By VICTORIA ALVAREZ
On Friday, Oct. 10, Lynn welcomed student leaders from all over the world for the Millennium Campus Conference.
After the opening ceremonies finished, the Millennium Pool Party began at Lynn’s very own pool. Hosted by the Thirst Project, an organization that seeks to bring clean water to struggling countries, the pool party was a great way to kickoff the rest of the conference.
With white and blue decorations covering the area, lights in the pool and water guns available to play with, the pool party was inviting and fun for all of the delegates and students alike.
The event, planned and co-hosted by the Student Activities Board (SAB), brought all of the delegates together with good music, tasty food and a fun atmosphere.
“I had a great time at the Millennium Pool Party. The music was great and the food trucks offered the best food,” said Colleen O’Connell, freshman. “It was nice to meet new people and hang out with friends while learning about so many different projects that the MCC delegates were a part of. It was definitely an awesome event.”
Although the pool party served as a great social event, there was more to it than just great food and music. An hour into the party, Evan Wesley Education Coordinator of the Thirst Project and speaker, took the microphone and was able to grab everyone’s attention through a rap he wrote. After the clapping died down, he took things to a serious level and gave the hard facts to the crowd.
“We live in a world where one billion people don’t have access to safe drinking water,” said Wesley. “Every 21 seconds, a child dies of water related diseases.”
Wesley went on to show pictures in a slideshow that showed the crowd the bad conditions and contaminated water that people in countries like Uganda live in and consume.
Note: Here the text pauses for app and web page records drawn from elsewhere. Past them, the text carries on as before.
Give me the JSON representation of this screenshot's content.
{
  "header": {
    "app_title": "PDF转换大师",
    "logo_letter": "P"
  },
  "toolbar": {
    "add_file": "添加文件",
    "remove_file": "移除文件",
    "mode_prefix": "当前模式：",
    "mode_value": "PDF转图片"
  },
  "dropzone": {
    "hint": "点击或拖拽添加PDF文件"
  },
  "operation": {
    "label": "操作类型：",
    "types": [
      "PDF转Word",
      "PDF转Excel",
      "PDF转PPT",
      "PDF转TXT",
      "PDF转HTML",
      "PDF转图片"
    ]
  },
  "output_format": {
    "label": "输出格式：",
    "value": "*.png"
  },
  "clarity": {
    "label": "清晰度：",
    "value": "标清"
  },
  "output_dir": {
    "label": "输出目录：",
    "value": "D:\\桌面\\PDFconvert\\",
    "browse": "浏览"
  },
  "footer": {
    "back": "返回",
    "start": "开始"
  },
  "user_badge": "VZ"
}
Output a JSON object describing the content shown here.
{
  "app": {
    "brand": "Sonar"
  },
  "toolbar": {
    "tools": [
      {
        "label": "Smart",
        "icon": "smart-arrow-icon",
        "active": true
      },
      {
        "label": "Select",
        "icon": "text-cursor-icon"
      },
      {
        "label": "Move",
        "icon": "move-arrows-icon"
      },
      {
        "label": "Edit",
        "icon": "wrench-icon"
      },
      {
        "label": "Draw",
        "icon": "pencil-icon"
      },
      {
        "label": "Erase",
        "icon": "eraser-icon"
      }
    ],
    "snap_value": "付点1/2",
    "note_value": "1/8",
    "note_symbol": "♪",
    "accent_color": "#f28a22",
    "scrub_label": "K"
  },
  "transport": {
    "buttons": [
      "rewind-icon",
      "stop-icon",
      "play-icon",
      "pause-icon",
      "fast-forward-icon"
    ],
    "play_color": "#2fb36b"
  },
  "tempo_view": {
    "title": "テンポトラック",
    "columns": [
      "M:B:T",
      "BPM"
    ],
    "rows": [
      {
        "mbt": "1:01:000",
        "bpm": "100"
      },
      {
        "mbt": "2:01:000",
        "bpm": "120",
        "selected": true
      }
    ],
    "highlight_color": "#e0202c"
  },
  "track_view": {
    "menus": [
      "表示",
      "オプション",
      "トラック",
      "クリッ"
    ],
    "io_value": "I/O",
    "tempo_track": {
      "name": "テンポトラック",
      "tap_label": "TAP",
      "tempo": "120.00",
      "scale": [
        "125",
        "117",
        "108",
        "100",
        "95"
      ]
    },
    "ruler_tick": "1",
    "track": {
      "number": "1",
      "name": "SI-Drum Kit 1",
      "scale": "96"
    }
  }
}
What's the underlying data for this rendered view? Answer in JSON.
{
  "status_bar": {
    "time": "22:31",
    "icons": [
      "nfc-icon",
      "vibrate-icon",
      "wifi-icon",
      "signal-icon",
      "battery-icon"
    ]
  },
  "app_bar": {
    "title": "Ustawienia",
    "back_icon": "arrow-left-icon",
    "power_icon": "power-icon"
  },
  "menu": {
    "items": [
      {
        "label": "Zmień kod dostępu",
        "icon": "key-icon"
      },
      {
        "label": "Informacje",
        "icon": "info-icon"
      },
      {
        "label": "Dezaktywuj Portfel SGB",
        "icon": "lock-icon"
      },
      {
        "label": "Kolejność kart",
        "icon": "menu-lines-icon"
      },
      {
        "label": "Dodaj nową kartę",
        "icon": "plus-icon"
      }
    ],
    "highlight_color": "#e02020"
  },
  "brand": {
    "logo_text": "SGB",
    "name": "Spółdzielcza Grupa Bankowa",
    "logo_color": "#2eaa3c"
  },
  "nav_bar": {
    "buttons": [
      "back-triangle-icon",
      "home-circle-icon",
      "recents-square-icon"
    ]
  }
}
The Thirst Project, originally started by seven college students, aims to change communities globally by bringing clean water to people that do not have access to it.
Today, the organization has spread to various middle schools, high schools and universities and has raised over $8 million in five years and provided over 300,000 people with safe, clean water.
As Wesley finished up his speech, he zeroed in on the fact that all of the delegates were there because they were leaders ready to make a change to global communities and the people living in them.
Before he let the crowd get back to their music, food, water gun fights and good conversation, he left them with this thought, “This weekend, in this celebration, let’s go change nations.”